Task
How many lines of the data contain the string "Select"? Write the number and nothing more.

Provided entries
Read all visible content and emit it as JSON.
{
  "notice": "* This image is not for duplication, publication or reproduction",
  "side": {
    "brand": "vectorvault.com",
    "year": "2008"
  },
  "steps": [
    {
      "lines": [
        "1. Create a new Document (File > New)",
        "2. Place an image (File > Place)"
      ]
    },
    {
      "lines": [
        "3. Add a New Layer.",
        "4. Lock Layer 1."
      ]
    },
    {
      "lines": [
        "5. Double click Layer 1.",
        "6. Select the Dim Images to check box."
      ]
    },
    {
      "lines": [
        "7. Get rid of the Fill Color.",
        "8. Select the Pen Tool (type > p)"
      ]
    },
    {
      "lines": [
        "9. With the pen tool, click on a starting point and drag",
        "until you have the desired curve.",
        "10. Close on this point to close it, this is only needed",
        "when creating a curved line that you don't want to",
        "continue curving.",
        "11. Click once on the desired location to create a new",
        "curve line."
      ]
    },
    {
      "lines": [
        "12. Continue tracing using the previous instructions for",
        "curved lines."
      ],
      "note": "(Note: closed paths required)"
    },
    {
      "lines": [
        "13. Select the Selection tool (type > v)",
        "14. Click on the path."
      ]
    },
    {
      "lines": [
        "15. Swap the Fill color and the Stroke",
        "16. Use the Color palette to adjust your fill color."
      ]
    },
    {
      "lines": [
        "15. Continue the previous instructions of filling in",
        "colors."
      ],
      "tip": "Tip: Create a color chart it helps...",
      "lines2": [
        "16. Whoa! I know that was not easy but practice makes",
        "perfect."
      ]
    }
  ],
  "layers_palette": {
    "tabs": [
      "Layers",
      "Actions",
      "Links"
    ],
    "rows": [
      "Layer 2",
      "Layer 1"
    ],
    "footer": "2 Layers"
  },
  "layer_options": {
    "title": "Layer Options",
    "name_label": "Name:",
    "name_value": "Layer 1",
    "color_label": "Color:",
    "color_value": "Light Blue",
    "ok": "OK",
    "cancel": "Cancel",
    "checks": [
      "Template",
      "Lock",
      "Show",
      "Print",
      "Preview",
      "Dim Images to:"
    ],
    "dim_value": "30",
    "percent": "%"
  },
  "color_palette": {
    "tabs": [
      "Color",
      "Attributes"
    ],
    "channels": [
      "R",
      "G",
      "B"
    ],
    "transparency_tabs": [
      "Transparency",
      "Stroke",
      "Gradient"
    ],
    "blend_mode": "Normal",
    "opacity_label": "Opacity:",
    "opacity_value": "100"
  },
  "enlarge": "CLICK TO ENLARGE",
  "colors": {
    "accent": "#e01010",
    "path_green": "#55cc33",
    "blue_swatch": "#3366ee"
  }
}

Task response
3